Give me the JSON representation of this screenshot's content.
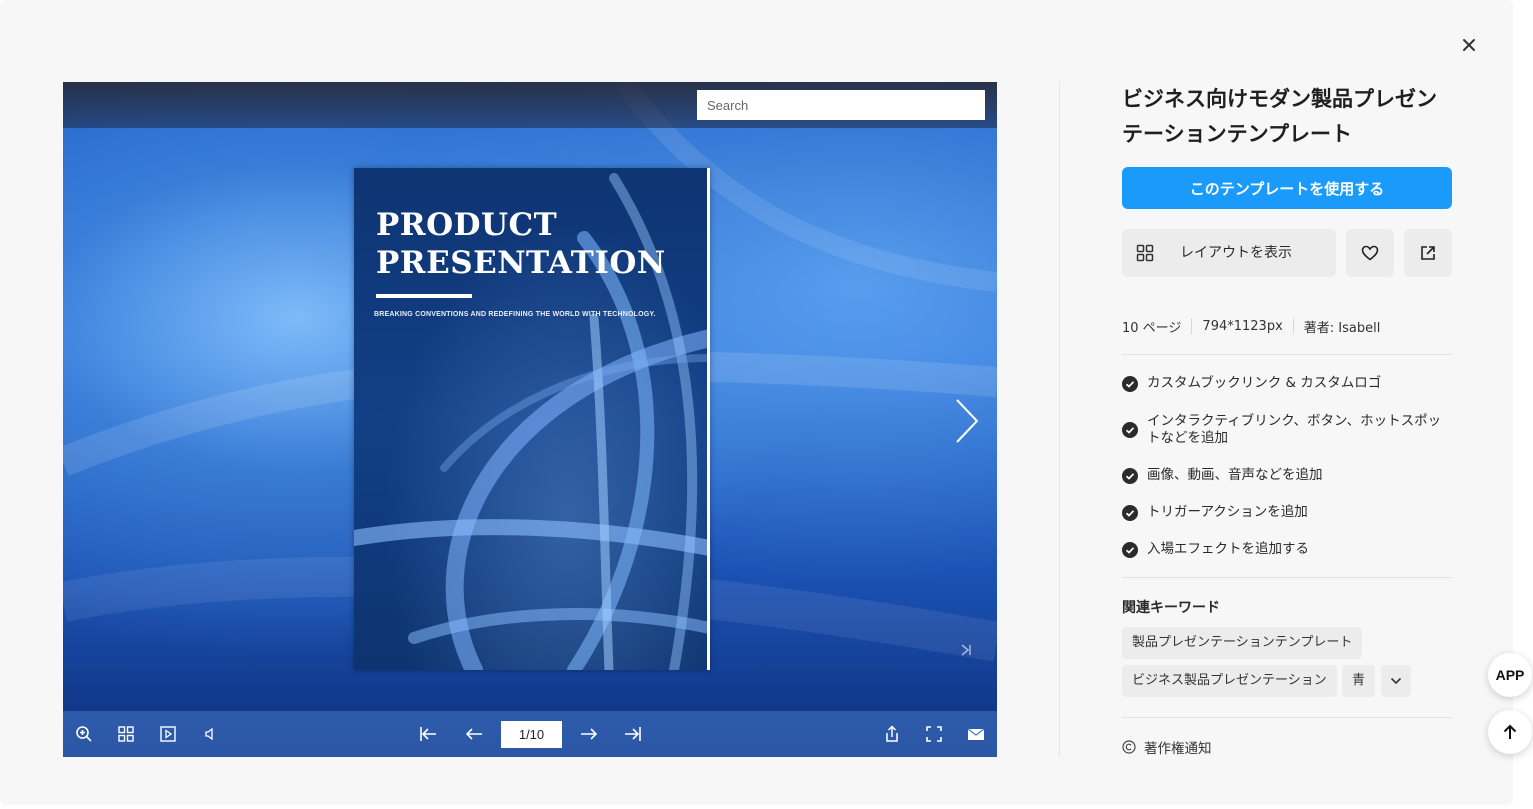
{
  "viewer": {
    "search_placeholder": "Search",
    "page_indicator": "1/10",
    "book_page": {
      "title": "PRODUCT\nPRESENTATION",
      "subtitle": "BREAKING CONVENTIONS AND REDEFINING THE WORLD WITH TECHNOLOGY."
    },
    "toolbar_left_icons": [
      "zoom-in-icon",
      "thumbnails-icon",
      "autoplay-icon",
      "sound-icon"
    ],
    "toolbar_center_icons": [
      "first-page-icon",
      "prev-page-icon",
      "next-page-icon",
      "last-page-icon"
    ],
    "toolbar_right_icons": [
      "share-icon",
      "fullscreen-icon",
      "email-icon"
    ]
  },
  "panel": {
    "title": "ビジネス向けモダン製品プレゼンテーションテンプレート",
    "use_button": "このテンプレートを使用する",
    "layout_button": "レイアウトを表示",
    "meta": {
      "pages": "10 ページ",
      "size": "794*1123px",
      "author": "著者: Isabell"
    },
    "features": [
      "カスタムブックリンク & カスタムロゴ",
      "インタラクティブリンク、ボタン、ホットスポットなどを追加",
      "画像、動画、音声などを追加",
      "トリガーアクションを追加",
      "入場エフェクトを追加する"
    ],
    "keywords_title": "関連キーワード",
    "keywords": [
      "製品プレゼンテーションテンプレート",
      "ビジネス製品プレゼンテーション",
      "青"
    ],
    "copyright": "著作権通知"
  },
  "floating": {
    "app_label": "APP"
  },
  "colors": {
    "primary": "#1a9bfc",
    "secondary_bg": "#ececec",
    "modal_bg": "#f7f7f7"
  }
}
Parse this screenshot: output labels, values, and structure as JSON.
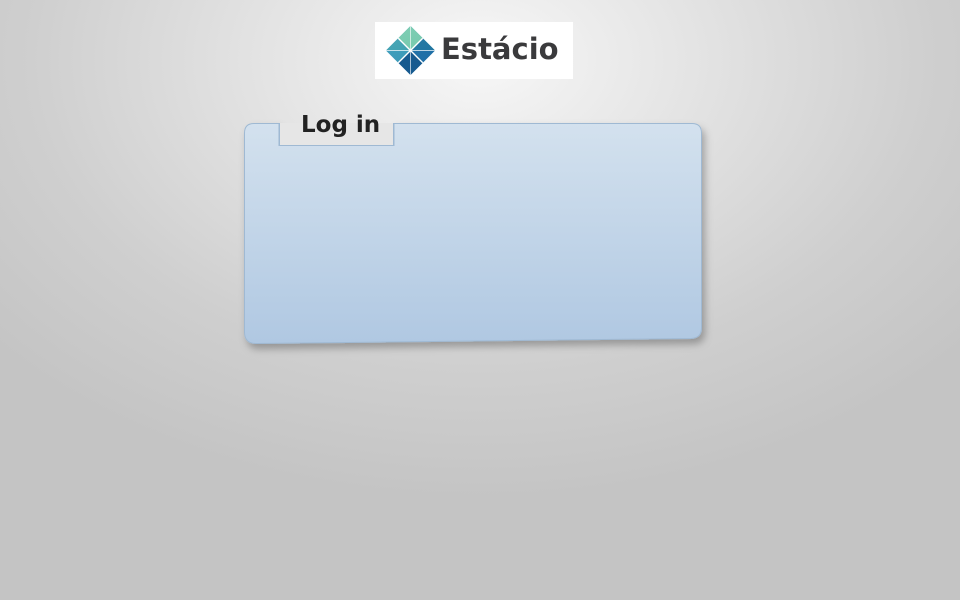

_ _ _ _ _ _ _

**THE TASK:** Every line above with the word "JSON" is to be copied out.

**RESPONSE TO THE EXERCISE:**
Give me the JSON representation of this screenshot's content.
Parse this screenshot: output labels, values, and structure as JSON.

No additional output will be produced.